**Directions for this task:** Your task is to output the entries below word for word.

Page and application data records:
[Start of section]

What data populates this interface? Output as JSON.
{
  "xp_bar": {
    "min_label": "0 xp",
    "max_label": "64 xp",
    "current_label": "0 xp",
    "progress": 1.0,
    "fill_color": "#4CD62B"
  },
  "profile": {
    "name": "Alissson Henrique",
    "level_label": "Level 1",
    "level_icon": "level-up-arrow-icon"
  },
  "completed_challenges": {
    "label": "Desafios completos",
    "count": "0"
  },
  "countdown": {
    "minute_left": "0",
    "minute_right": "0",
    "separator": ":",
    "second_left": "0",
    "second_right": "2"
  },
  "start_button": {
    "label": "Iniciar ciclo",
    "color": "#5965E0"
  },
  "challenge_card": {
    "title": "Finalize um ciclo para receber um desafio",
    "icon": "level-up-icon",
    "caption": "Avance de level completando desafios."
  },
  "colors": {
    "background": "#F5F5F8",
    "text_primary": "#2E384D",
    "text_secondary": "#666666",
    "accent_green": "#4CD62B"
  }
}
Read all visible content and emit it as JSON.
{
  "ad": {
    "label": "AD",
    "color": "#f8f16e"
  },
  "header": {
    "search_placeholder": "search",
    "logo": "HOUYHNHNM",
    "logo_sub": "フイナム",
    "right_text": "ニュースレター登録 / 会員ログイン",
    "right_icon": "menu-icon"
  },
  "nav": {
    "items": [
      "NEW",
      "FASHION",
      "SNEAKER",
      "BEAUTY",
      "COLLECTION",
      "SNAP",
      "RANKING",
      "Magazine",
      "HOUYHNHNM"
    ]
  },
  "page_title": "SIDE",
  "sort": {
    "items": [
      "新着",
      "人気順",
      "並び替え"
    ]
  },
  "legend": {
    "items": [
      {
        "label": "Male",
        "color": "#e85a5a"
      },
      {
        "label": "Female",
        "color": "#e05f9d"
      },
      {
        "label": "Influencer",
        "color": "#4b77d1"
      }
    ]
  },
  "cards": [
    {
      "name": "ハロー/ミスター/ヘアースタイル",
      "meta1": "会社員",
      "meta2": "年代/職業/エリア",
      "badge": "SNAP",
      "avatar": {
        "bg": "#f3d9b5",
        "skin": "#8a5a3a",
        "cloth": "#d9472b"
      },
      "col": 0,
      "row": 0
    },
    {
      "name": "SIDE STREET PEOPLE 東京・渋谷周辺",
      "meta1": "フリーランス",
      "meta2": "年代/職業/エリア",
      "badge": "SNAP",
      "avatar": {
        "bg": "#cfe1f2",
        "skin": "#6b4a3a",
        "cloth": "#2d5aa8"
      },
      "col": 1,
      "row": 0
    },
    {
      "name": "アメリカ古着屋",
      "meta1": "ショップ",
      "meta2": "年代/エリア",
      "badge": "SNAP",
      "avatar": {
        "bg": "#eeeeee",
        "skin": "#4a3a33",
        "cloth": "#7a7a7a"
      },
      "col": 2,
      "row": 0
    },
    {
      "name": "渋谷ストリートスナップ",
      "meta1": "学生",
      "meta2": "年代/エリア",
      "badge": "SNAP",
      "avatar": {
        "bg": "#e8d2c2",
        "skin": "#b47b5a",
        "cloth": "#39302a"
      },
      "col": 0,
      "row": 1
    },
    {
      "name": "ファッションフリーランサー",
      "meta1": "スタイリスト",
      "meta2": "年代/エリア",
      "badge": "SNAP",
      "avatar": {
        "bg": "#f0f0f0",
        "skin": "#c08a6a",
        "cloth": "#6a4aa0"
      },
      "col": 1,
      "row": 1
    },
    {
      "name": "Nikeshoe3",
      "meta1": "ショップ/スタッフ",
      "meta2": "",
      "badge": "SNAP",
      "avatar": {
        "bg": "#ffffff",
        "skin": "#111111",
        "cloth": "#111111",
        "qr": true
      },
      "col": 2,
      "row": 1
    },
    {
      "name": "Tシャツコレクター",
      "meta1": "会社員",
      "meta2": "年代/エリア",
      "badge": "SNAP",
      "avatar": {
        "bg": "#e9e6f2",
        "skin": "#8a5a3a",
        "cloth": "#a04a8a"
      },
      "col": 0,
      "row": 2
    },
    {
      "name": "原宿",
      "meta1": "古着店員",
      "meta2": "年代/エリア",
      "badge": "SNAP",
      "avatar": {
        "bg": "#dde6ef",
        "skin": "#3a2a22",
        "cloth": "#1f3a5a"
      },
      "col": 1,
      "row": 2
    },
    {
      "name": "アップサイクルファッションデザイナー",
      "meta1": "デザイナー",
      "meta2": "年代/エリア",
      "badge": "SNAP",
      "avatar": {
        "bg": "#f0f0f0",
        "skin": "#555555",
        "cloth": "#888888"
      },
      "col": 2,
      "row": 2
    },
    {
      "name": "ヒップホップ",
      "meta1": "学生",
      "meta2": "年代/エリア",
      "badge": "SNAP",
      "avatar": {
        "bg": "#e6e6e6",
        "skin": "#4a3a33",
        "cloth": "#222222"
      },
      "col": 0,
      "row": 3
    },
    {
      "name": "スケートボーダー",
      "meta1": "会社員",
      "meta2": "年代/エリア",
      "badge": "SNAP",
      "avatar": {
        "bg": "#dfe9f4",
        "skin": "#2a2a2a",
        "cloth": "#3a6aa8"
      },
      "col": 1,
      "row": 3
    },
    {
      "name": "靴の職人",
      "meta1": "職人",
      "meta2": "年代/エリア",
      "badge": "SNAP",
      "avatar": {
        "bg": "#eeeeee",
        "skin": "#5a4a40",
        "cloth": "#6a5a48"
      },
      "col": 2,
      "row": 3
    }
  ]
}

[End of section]

**Exercise output:**
What data populates this interface? Output as JSON.
{
  "xp_bar": {
    "min_label": "0 xp",
    "max_label": "64 xp",
    "current_label": "0 xp",
    "progress": 1.0,
    "fill_color": "#4CD62B"
  },
  "profile": {
    "name": "Alissson Henrique",
    "level_label": "Level 1",
    "level_icon": "level-up-arrow-icon"
  },
  "completed_challenges": {
    "label": "Desafios completos",
    "count": "0"
  },
  "countdown": {
    "minute_left": "0",
    "minute_right": "0",
    "separator": ":",
    "second_left": "0",
    "second_right": "2"
  },
  "start_button": {
    "label": "Iniciar ciclo",
    "color": "#5965E0"
  },
  "challenge_card": {
    "title": "Finalize um ciclo para receber um desafio",
    "icon": "level-up-icon",
    "caption": "Avance de level completando desafios."
  },
  "colors": {
    "background": "#F5F5F8",
    "text_primary": "#2E384D",
    "text_secondary": "#666666",
    "accent_green": "#4CD62B"
  }
}
Read all visible content and emit it as JSON.
{
  "ad": {
    "label": "AD",
    "color": "#f8f16e"
  },
  "header": {
    "search_placeholder": "search",
    "logo": "HOUYHNHNM",
    "logo_sub": "フイナム",
    "right_text": "ニュースレター登録 / 会員ログイン",
    "right_icon": "menu-icon"
  },
  "nav": {
    "items": [
      "NEW",
      "FASHION",
      "SNEAKER",
      "BEAUTY",
      "COLLECTION",
      "SNAP",
      "RANKING",
      "Magazine",
      "HOUYHNHNM"
    ]
  },
  "page_title": "SIDE",
  "sort": {
    "items": [
      "新着",
      "人気順",
      "並び替え"
    ]
  },
  "legend": {
    "items": [
      {
        "label": "Male",
        "color": "#e85a5a"
      },
      {
        "label": "Female",
        "color": "#e05f9d"
      },
      {
        "label": "Influencer",
        "color": "#4b77d1"
      }
    ]
  },
  "cards": [
    {
      "name": "ハロー/ミスター/ヘアースタイル",
      "meta1": "会社員",
      "meta2": "年代/職業/エリア",
      "badge": "SNAP",
      "avatar": {
        "bg": "#f3d9b5",
        "skin": "#8a5a3a",
        "cloth": "#d9472b"
      },
      "col": 0,
      "row": 0
    },
    {
      "name": "SIDE STREET PEOPLE 東京・渋谷周辺",
      "meta1": "フリーランス",
      "meta2": "年代/職業/エリア",
      "badge": "SNAP",
      "avatar": {
        "bg": "#cfe1f2",
        "skin": "#6b4a3a",
        "cloth": "#2d5aa8"
      },
      "col": 1,
      "row": 0
    },
    {
      "name": "アメリカ古着屋",
      "meta1": "ショップ",
      "meta2": "年代/エリア",
      "badge": "SNAP",
      "avatar": {
        "bg": "#eeeeee",
        "skin": "#4a3a33",
        "cloth": "#7a7a7a"
      },
      "col": 2,
      "row": 0
    },
    {
      "name": "渋谷ストリートスナップ",
      "meta1": "学生",
      "meta2": "年代/エリア",
      "badge": "SNAP",
      "avatar": {
        "bg": "#e8d2c2",
        "skin": "#b47b5a",
        "cloth": "#39302a"
      },
      "col": 0,
      "row": 1
    },
    {
      "name": "ファッションフリーランサー",
      "meta1": "スタイリスト",
      "meta2": "年代/エリア",
      "badge": "SNAP",
      "avatar": {
        "bg": "#f0f0f0",
        "skin": "#c08a6a",
        "cloth": "#6a4aa0"
      },
      "col": 1,
      "row": 1
    },
    {
      "name": "Nikeshoe3",
      "meta1": "ショップ/スタッフ",
      "meta2": "",
      "badge": "SNAP",
      "avatar": {
        "bg": "#ffffff",
        "skin": "#111111",
        "cloth": "#111111",
        "qr": true
      },
      "col": 2,
      "row": 1
    },
    {
      "name": "Tシャツコレクター",
      "meta1": "会社員",
      "meta2": "年代/エリア",
      "badge": "SNAP",
      "avatar": {
        "bg": "#e9e6f2",
        "skin": "#8a5a3a",
        "cloth": "#a04a8a"
      },
      "col": 0,
      "row": 2
    },
    {
      "name": "原宿",
      "meta1": "古着店員",
      "meta2": "年代/エリア",
      "badge": "SNAP",
      "avatar": {
        "bg": "#dde6ef",
        "skin": "#3a2a22",
        "cloth": "#1f3a5a"
      },
      "col": 1,
      "row": 2
    },
    {
      "name": "アップサイクルファッションデザイナー",
      "meta1": "デザイナー",
      "meta2": "年代/エリア",
      "badge": "SNAP",
      "avatar": {
        "bg": "#f0f0f0",
        "skin": "#555555",
        "cloth": "#888888"
      },
      "col": 2,
      "row": 2
    },
    {
      "name": "ヒップホップ",
      "meta1": "学生",
      "meta2": "年代/エリア",
      "badge": "SNAP",
      "avatar": {
        "bg": "#e6e6e6",
        "skin": "#4a3a33",
        "cloth": "#222222"
      },
      "col": 0,
      "row": 3
    },
    {
      "name": "スケートボーダー",
      "meta1": "会社員",
      "meta2": "年代/エリア",
      "badge": "SNAP",
      "avatar": {
        "bg": "#dfe9f4",
        "skin": "#2a2a2a",
        "cloth": "#3a6aa8"
      },
      "col": 1,
      "row": 3
    },
    {
      "name": "靴の職人",
      "meta1": "職人",
      "meta2": "年代/エリア",
      "badge": "SNAP",
      "avatar": {
        "bg": "#eeeeee",
        "skin": "#5a4a40",
        "cloth": "#6a5a48"
      },
      "col": 2,
      "row": 3
    }
  ]
}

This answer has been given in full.